by 5m Editor
1 May 2003, at 12:00am

By Livestock Knowledge Transfer, UK - This article is the fifth in the series from "Getting the best from your pigs" and looks at the advantages of liquid feeding.

True liquid feeding is the use of a diet that is prepared from either liquid or dry components which are thoroughly mixed with water in a dedicated mixing tank and subsequently transported to the pig.
The entire process is under computer control and the resultant feed will be 20 to 30% dry matter.
Liquid feeding should not be confused with wet/dry feeder systems where water and feed are provided separately to the feeder and the pig chooses how much of each it will take.

Nutritional advantages of liquid feeding

  • Increased accuracy of feeding and more appropriate feeding scales can be achieved
  • Increased dry matter intake for lactating sows and weaners can be accomplished
  • Increased DLWG and FCR in finishers
Extended use of co-product feed ingredients over and above a dry meal mix.

Practical advantages of liquid feeding

  • Reduction of dust during handling and feeding gives a healthier atmosphere for the stockperson and the pigs
  • Greater diversity in lay-out of buildings can be achieved with a flexible pipeline system as opposed to a rigid conveyor for dry feed
As with other automated dry feeding systems, less labour is required at feeding times allowing more time to be spent with the pigs, for example during service and farrowing

Types of dietary ingredients that can be used in a liquid feeding system

  • Standard dry mix meal
  • By-products from the dairy industry - whey, yoghurt washings, ice cream washings
  • By-products from the starch industry - wheat starch slurry
  • By-products from the brewing industry - yeast slurry
  • By-products from the human food industry - liquid potato feed

Microbial activity in liquid feeds

Important health benefits are derived from delivering feed in a liquid form.
Lactic acid bacteria, which occur naturally on cereal grains, will multiply in the wet mix and make the feed more acidic.
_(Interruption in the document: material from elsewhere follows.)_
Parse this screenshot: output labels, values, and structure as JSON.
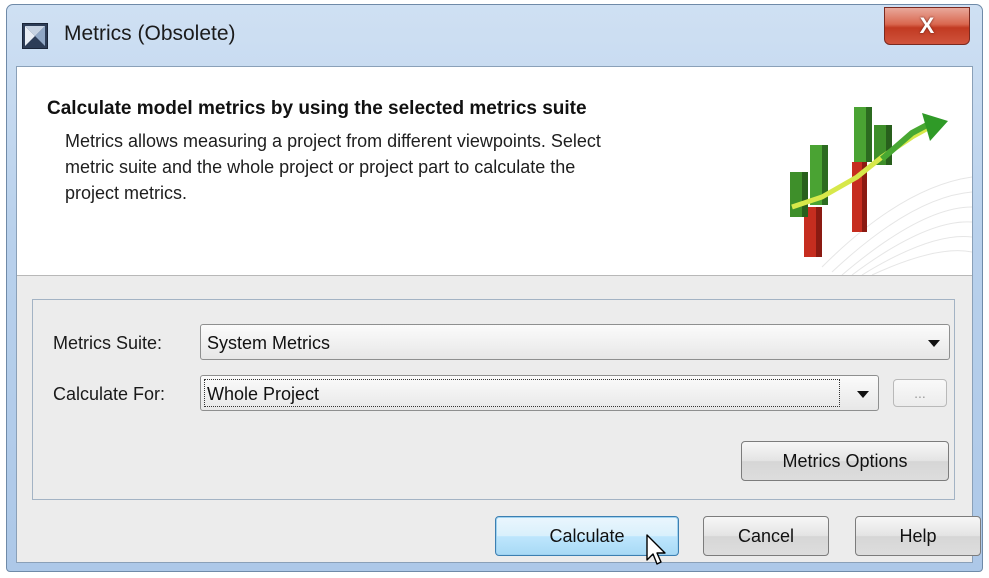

These bacteria are used in yoghurt and salami production as a preservative for milk and meat. Studies at the University of Plymouth have shown a similar preservative process occurs in liquid feeding systems. This is of benefit, especially to weaner pigs, as the lactic acid bacteria prevent the multiplication of other harmful bacteria in the feed.

A Danish survey has shown that it is NOT good practice to sterilise pipeline feeding systems. Sterilisation removes the beneficial lactic acid bacteria which take 3 to 5 days to re-colonise the pipework.
In that time harmful Coliform bacteria multiply before being killed by the lactic acid. These Coliforms were associated with outbreaks of diarrhoea in the pigs after sterilisation which cleared up as the lactic acid bacteria became established again.

Benefits to the pig from the microbial activity

  • Stabilisation of the gut microbes with protection against harmful bacteria
  • Production of anti-microbial products in the gut

Types of dietary ingredients that cannot be used in liquid feeding systems

  • Waste food, commonly known as swill, is now banned for use in the feeding of pigs
  • Diets with a high content of sugar beet pulp may cause problems with liquid feeding systems due to its physical properties



Source: Livestock Knowledge Transfer - First published 2001. Added to this site 2003.